The Motley Fool Discussion Boards
Investing/Strategies / Retirement Investing
|Subject: Cashing Out of Pension Plan?||Date: 7/18/2001 2:17 AM|
|Author: dwolf107||Number: 30819 of 76601|
My previous employer has offered me the option of cashing out of their pension program. I am new to investing on my own and a trusted friend referred me to a financial advisor who told me that I could get a better return on my money by cashing out and investing in 5 different mutual funds managed by American Funds.
Would it be better for me to avoid the financial advisor and invest the money in some type of index fund, or does American Fund have good products? How do I go about making this type of decision?
Here are the particulars:
1. My previous employer was Time Warner (now AOL Time Warner). They have a pension and a 401K program. My 401K account is still intact and I don't have any immediate plans to move it. However, I am considering their offer to cash out of the pension program.
2. I am about 18-20 years away from retirement.
3. In all five cases, each American Funds prospectus contains a table showing the average annual total returns for one year, five years, ten years, and the lifetime of the fund. Two of the funds had disastrous years in 2000. However, the lifetime average in all five cases ranges from 12.92% to 17.79%.
4. I'm not clear on how to asses the fees, loads, and commissions. It appears to depend on which class of shares you purchase.

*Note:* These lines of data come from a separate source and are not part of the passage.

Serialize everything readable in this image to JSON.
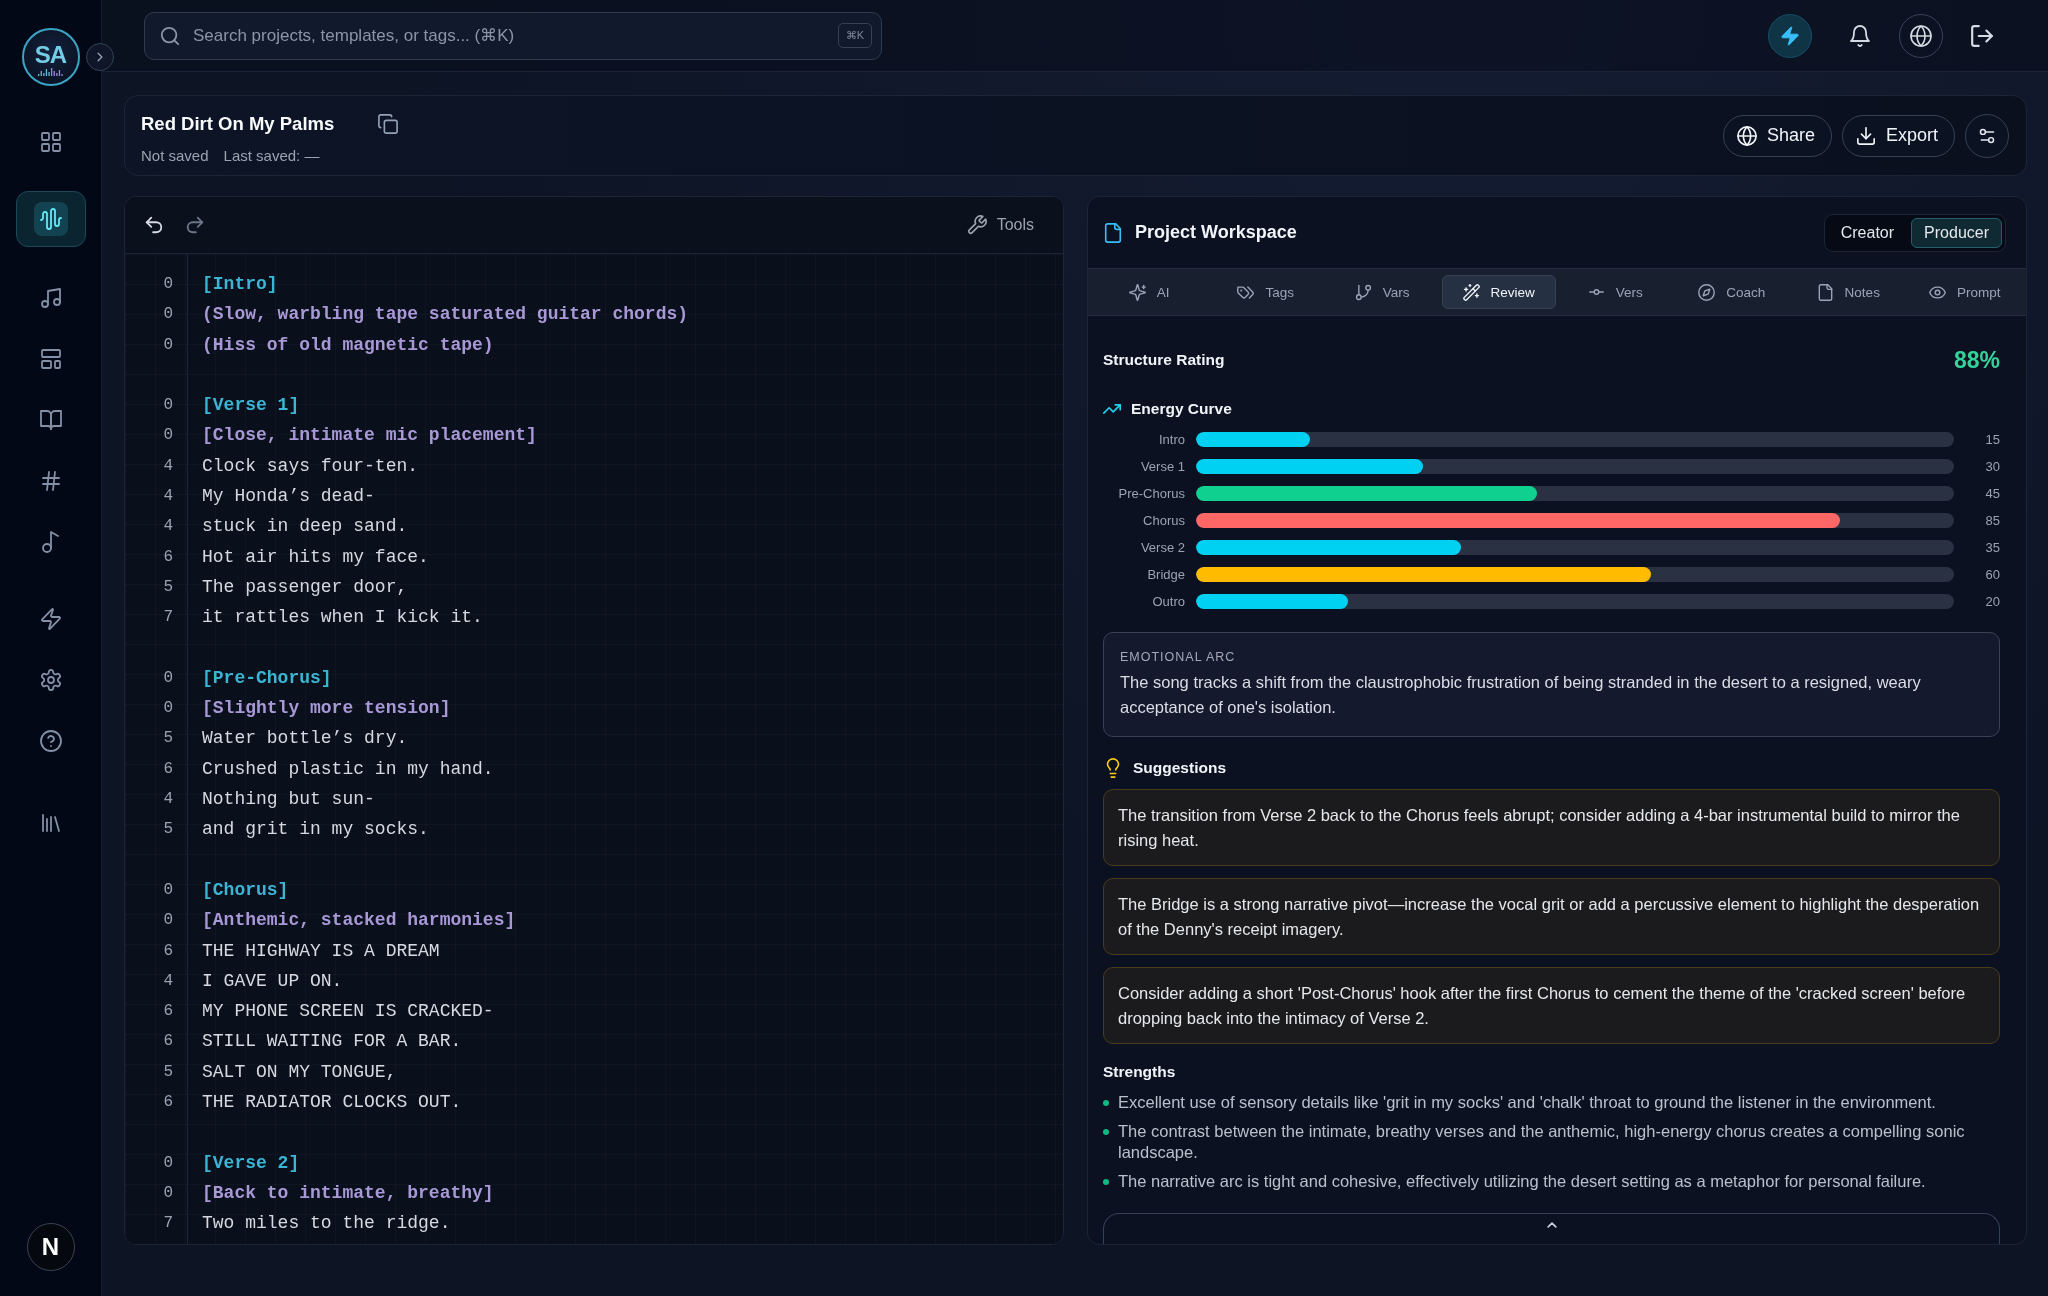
{
  "sidebar": {
    "logo": "SA",
    "items": [
      {
        "selected": false
      },
      {
        "selected": true
      },
      {
        "selected": false
      },
      {
        "selected": false
      },
      {
        "selected": false
      },
      {
        "selected": false
      },
      {
        "selected": false
      },
      {
        "selected": false
      },
      {
        "selected": false
      },
      {
        "selected": false
      },
      {
        "selected": false
      }
    ],
    "avatar": "N"
  },
  "topbar": {
    "search": {
      "placeholder": "Search projects, templates, or tags... (⌘K)",
      "shortcut": "⌘K"
    }
  },
  "project": {
    "title": "Red Dirt On My Palms",
    "status": "Not saved",
    "last_saved": "Last saved: —",
    "actions": [
      {
        "kind": "share",
        "label": "Share"
      },
      {
        "kind": "export",
        "label": "Export"
      }
    ]
  },
  "editor": {
    "tools_label": "Tools",
    "lines": [
      {
        "kind": "section",
        "text": "[Intro]",
        "count": "0"
      },
      {
        "kind": "direction",
        "text": "(Slow, warbling tape saturated guitar chords)",
        "count": "0"
      },
      {
        "kind": "direction",
        "text": "(Hiss of old magnetic tape)",
        "count": "0"
      },
      {
        "kind": "blank"
      },
      {
        "kind": "section",
        "text": "[Verse 1]",
        "count": "0"
      },
      {
        "kind": "direction",
        "text": "[Close, intimate mic placement]",
        "count": "0"
      },
      {
        "kind": "lyric",
        "text": "Clock says four-ten.",
        "count": "4"
      },
      {
        "kind": "lyric",
        "text": "My Honda’s dead-",
        "count": "4"
      },
      {
        "kind": "lyric",
        "text": "stuck in deep sand.",
        "count": "4"
      },
      {
        "kind": "lyric",
        "text": "Hot air hits my face.",
        "count": "6"
      },
      {
        "kind": "lyric",
        "text": "The passenger door,",
        "count": "5"
      },
      {
        "kind": "lyric",
        "text": "it rattles when I kick it.",
        "count": "7"
      },
      {
        "kind": "blank"
      },
      {
        "kind": "section",
        "text": "[Pre-Chorus]",
        "count": "0"
      },
      {
        "kind": "direction",
        "text": "[Slightly more tension]",
        "count": "0"
      },
      {
        "kind": "lyric",
        "text": "Water bottle’s dry.",
        "count": "5"
      },
      {
        "kind": "lyric",
        "text": "Crushed plastic in my hand.",
        "count": "6"
      },
      {
        "kind": "lyric",
        "text": "Nothing but sun-",
        "count": "4"
      },
      {
        "kind": "lyric",
        "text": "and grit in my socks.",
        "count": "5"
      },
      {
        "kind": "blank"
      },
      {
        "kind": "section",
        "text": "[Chorus]",
        "count": "0"
      },
      {
        "kind": "direction",
        "text": "[Anthemic, stacked harmonies]",
        "count": "0"
      },
      {
        "kind": "lyric",
        "text": "THE HIGHWAY IS A DREAM",
        "count": "6"
      },
      {
        "kind": "lyric",
        "text": "I GAVE UP ON.",
        "count": "4"
      },
      {
        "kind": "lyric",
        "text": "MY PHONE SCREEN IS CRACKED-",
        "count": "6"
      },
      {
        "kind": "lyric",
        "text": "STILL WAITING FOR A BAR.",
        "count": "6"
      },
      {
        "kind": "lyric",
        "text": "SALT ON MY TONGUE,",
        "count": "5"
      },
      {
        "kind": "lyric",
        "text": "THE RADIATOR CLOCKS OUT.",
        "count": "6"
      },
      {
        "kind": "blank"
      },
      {
        "kind": "section",
        "text": "[Verse 2]",
        "count": "0"
      },
      {
        "kind": "direction",
        "text": "[Back to intimate, breathy]",
        "count": "0"
      },
      {
        "kind": "lyric",
        "text": "Two miles to the ridge.",
        "count": "7"
      }
    ]
  },
  "workspace": {
    "title": "Project Workspace",
    "modes": [
      {
        "label": "Creator",
        "selected": false
      },
      {
        "label": "Producer",
        "selected": true
      }
    ],
    "tabs": [
      {
        "label": "AI",
        "selected": false
      },
      {
        "label": "Tags",
        "selected": false
      },
      {
        "label": "Vars",
        "selected": false
      },
      {
        "label": "Review",
        "selected": true
      },
      {
        "label": "Vers",
        "selected": false
      },
      {
        "label": "Coach",
        "selected": false
      },
      {
        "label": "Notes",
        "selected": false
      },
      {
        "label": "Prompt",
        "selected": false
      }
    ],
    "review": {
      "structure_rating": {
        "label": "Structure Rating",
        "value": "88%"
      },
      "energy_curve": {
        "title": "Energy Curve",
        "sections": [
          {
            "label": "Intro",
            "level": 0.15,
            "reading": "15",
            "color": "#00d1f2"
          },
          {
            "label": "Verse 1",
            "level": 0.3,
            "reading": "30",
            "color": "#00d1f2"
          },
          {
            "label": "Pre-Chorus",
            "level": 0.45,
            "reading": "45",
            "color": "#10d08f"
          },
          {
            "label": "Chorus",
            "level": 0.85,
            "reading": "85",
            "color": "#ff6666"
          },
          {
            "label": "Verse 2",
            "level": 0.35,
            "reading": "35",
            "color": "#00d1f2"
          },
          {
            "label": "Bridge",
            "level": 0.6,
            "reading": "60",
            "color": "#ffbb00"
          },
          {
            "label": "Outro",
            "level": 0.2,
            "reading": "20",
            "color": "#00d1f2"
          }
        ]
      },
      "emotional_arc": {
        "label": "EMOTIONAL ARC",
        "text": "The song tracks a shift from the claustrophobic frustration of being stranded in the desert to a resigned, weary acceptance of one's isolation."
      },
      "suggestions": {
        "title": "Suggestions",
        "items": [
          "The transition from Verse 2 back to the Chorus feels abrupt; consider adding a 4-bar instrumental build to mirror the rising heat.",
          "The Bridge is a strong narrative pivot—increase the vocal grit or add a percussive element to highlight the desperation of the Denny's receipt imagery.",
          "Consider adding a short 'Post-Chorus' hook after the first Chorus to cement the theme of the 'cracked screen' before dropping back into the intimacy of Verse 2."
        ]
      },
      "strengths": {
        "title": "Strengths",
        "items": [
          "Excellent use of sensory details like 'grit in my socks' and 'chalk' throat to ground the listener in the environment.",
          "The contrast between the intimate, breathy verses and the anthemic, high-energy chorus creates a compelling sonic landscape.",
          "The narrative arc is tight and cohesive, effectively utilizing the desert setting as a metaphor for personal failure."
        ]
      }
    }
  }
}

In particular, I'm looking at the a) EuroPacific Growth Fund (77% outside the US and 33% inside the US), b) Smallcap World Fund (worldwide companies with less than $1.5 billion in outstanding shares), c) Growth Fund of America (a variety of worldwide companies), d) Fundamental Investors (companies that have a commitment to R&D, among other characteristics), and e) the Washington Mutual Investors Fund (blue chip companies).
5. I'm just getting into investing but haven't much reading about it nor do I have a great deal of time to do so. I've read the introductory material at the Fool web site and understand what steps must be taken, but haven't done any of it yet. For one thing, other than investing the retirement money from Time Warner I don't have enough money saved up for emergencies before I can start investing the rest. This has always been a desire of mine, but with a family and living off one income we've never been able to save more than two months worth of income as a reserve.
6. I am aware that the money coming out of the retirement account will have to go into an IRA so I don't have to pay income taxes on it now.
|Copyright 1996-2015 trademark and the "Fool" logo is a trademark of The Motley Fool, Inc. Contact Us|